The southeastern United States is home to a variety of bass species, each with its own unique characteristics and habitats. Here are some of the most common types of bass found in this region:
- Largemouth Bass: This is perhaps the most popular bass species in the Southeast and is known for its aggressive feeding habits and impressive size. Largemouth bass are found in a variety of habitats, including reservoirs, lakes, and rivers. They are typically green or brown in color and have a distinctive dark lateral line running down the length of their body.
- Smallmouth Bass: Smallmouth bass are smaller than largemouth bass and have a more streamlined body shape. They are typically found in clear, cool streams and rivers and are known for their strong fighting spirit when hooked. Smallmouth bass are generally bronze or brown in color and have a distinctive dark bar running across their eyes.

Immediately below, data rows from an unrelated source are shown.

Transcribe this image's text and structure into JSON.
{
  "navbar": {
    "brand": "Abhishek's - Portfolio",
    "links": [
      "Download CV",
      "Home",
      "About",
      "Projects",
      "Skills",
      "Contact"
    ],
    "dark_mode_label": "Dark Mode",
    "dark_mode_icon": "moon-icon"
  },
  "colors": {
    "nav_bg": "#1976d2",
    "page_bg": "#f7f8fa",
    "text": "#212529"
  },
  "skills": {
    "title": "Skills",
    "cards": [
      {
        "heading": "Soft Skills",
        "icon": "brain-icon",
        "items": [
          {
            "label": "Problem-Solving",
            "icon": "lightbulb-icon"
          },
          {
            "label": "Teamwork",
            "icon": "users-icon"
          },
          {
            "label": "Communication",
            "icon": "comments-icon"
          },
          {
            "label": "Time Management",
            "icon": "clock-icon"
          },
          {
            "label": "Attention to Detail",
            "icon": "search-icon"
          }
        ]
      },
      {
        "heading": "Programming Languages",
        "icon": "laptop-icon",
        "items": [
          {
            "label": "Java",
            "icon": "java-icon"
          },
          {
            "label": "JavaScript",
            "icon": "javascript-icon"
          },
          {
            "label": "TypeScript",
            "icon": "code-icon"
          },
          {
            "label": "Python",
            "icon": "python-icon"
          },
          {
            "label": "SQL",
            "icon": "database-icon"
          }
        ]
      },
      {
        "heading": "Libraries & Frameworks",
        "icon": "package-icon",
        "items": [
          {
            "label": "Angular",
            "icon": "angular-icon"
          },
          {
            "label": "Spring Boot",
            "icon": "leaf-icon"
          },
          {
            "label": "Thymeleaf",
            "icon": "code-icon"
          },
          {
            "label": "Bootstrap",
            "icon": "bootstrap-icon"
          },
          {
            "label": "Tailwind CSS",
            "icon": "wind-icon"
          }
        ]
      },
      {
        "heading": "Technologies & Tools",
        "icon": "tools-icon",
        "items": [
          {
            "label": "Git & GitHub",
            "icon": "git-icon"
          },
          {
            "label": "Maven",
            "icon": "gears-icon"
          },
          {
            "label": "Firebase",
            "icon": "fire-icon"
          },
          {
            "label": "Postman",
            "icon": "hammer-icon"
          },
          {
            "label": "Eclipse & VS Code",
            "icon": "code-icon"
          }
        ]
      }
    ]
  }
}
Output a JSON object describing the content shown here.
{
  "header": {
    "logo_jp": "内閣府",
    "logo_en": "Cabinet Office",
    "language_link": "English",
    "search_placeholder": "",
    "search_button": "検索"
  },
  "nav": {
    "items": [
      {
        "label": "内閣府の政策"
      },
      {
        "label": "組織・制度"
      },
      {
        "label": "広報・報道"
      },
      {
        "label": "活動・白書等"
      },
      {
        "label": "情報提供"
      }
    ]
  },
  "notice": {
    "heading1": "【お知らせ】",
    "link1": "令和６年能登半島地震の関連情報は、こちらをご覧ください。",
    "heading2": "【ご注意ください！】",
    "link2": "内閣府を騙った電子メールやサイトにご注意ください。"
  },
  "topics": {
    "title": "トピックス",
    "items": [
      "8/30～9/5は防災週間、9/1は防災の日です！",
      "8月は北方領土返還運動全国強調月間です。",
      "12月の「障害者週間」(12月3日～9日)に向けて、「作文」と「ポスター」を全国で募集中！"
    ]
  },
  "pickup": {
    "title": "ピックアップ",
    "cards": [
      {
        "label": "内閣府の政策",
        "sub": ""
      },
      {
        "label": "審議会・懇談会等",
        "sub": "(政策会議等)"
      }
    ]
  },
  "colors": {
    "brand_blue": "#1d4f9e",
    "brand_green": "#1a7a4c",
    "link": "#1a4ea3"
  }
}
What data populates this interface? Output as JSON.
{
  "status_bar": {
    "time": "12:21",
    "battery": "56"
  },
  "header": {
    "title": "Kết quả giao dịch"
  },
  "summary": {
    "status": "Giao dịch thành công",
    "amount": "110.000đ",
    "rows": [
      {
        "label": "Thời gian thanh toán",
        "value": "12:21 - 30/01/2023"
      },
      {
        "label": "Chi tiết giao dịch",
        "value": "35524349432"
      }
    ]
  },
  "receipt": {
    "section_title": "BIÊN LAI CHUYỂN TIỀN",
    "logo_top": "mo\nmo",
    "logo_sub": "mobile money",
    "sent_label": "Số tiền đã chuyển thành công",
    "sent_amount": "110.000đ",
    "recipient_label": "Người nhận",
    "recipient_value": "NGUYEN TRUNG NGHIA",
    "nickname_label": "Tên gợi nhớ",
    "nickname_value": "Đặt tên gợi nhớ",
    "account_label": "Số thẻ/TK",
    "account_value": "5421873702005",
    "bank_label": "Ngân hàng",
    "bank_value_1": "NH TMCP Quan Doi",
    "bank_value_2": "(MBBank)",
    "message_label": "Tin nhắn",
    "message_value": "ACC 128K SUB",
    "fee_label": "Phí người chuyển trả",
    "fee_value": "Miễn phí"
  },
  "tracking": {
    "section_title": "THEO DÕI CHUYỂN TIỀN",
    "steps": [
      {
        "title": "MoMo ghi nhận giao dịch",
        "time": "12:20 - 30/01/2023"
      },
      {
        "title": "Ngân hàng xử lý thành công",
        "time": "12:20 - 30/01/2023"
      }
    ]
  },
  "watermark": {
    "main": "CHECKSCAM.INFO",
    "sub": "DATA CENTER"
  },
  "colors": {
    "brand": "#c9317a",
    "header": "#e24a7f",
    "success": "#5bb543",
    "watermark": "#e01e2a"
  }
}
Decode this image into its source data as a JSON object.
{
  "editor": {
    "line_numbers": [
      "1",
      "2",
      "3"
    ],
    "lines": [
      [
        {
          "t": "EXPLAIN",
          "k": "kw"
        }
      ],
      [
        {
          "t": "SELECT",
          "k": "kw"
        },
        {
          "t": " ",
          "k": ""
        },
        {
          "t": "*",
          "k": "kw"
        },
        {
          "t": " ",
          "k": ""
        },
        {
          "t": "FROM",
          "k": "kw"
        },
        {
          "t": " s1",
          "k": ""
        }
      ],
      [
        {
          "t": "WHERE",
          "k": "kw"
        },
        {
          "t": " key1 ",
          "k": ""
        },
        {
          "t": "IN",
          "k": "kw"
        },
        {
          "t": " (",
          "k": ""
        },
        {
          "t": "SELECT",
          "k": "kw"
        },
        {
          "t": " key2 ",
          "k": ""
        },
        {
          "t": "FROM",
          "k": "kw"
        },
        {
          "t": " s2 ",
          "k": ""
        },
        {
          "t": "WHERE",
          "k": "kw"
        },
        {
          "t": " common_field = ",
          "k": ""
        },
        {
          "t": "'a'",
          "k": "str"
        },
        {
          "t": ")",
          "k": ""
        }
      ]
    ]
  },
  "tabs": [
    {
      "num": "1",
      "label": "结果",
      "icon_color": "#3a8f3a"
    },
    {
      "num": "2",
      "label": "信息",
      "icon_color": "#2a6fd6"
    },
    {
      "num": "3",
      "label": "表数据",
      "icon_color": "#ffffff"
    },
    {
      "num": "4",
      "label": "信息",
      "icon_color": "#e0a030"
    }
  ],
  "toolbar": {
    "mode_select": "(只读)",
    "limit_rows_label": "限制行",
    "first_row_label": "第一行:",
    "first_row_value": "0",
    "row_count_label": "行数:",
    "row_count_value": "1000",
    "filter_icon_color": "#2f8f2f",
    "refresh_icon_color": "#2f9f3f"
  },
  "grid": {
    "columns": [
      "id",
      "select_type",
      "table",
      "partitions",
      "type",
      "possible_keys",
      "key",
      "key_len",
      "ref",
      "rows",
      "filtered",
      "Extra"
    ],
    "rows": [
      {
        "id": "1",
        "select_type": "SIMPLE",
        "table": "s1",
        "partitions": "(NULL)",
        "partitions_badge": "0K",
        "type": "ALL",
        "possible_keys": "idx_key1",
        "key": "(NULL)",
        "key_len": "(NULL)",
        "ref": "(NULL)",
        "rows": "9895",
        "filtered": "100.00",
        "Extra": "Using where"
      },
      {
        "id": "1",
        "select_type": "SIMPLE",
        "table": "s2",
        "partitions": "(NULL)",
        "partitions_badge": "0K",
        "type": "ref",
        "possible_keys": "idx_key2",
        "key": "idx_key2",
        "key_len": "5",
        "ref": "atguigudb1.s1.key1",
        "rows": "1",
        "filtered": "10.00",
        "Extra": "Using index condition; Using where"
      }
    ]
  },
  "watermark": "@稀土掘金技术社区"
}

- Spotted Bass: Spotted bass, also known as Kentucky bass, are native to the Southeast and are found in a variety of habitats, including rivers, streams, and reservoirs. They are typically smaller than largemouth and smallmouth bass and are characterized by the small black spots that cover their body.
- Redeye Bass: Redeye bass, also known as Coosa bass, are native to the Southeast and are found in clear, cool streams and rivers. They are generally smaller than other bass species and are characterized by their red eyes and small mouth.
- Suwannee Bass: Suwannee bass are a rare species of bass found only in the Suwannee River and its tributaries in the Southeast. They are generally smaller than other bass species and are characterized by their bright green color and distinctive black stripes.
Best Bass to Catch?
The "best" bass in the Southeast region of the US is subjective and can vary depending on personal taste. Some popular species of bass found in the Southeast include largemouth bass, smallmouth bass, and spotted bass. Some well-known bass fishing destinations in the Southeast include Lake Guntersville in Alabama, Lake Okeechobee in Florida, and Lake Lanier in Georgia. Ultimately, the best bass fishing experience depends on the angler's preferences and target species.
How do I fish for Bass?
Fishing for bass can be done in many different ways, but here is a general overview of some common techniques:
- Topwater fishing: This technique involves casting a lure to the surface and retrieving it in a way that mimics an injured or fleeing prey. This technique is best done early in the morning or late in the evening.
- Crankbait fishing: Crankbaits are hard plastic lures that are retrieved along the bottom of the lake or river. They mimic the look and action of small baitfish.
- Jig fishing: A jig is a weighted hook with a skirt or soft plastic trailer. They can be fished along the bottom, or even suspended in the water column.
- Spinnerbait fishing: Spinnerbaits are lures with a spinning blade that creates a vibration and flash to attract bass. They can be retrieved along the surface or at mid-depths.
- Drop shotting: This technique involves rigging a soft plastic bait on a hook below a weight and fishing it vertically in the water column.
It is important to note that different techniques and lures may work better in different types of water and conditions, and anglers may need to adjust their approach based on the current conditions.
How do I get started Bass Fishing?
Getting started with bass fishing can be a fun and rewarding experience. Here are some steps to get started:
- Obtain a fishing license: You will need a valid fishing license to fish for bass in most states. Check your state's wildlife agency website for more information.
- Acquire gear: You will need a fishing rod, reel, line, hooks, lures, and bait. You can purchase gear at a local sporting goods store or online. If you're just starting out, consider purchasing a beginner-friendly combo kit that includes a rod, reel, and line.
- Learn the basics of fishing: Learn the basics of casting, reeling in, and setting the hook. There are many online resources, such as videos and articles, that can help you get started.
- Choose a location: Find a lake or river that is known to have a good bass population. You can ask other anglers, check fishing reports, or search online for information on the best bass fishing spots in your area.
- Practice: As with any skill, practice makes perfect. The more you fish, the better you will get at it. Try different techniques, lures, and baits until you find what works best for you.
Remember to always follow fishing regulations and be mindful of the environment. Fishing is something that you get better with over time. It takes practice and some adventure to really get it figured out. As always remember to have fun!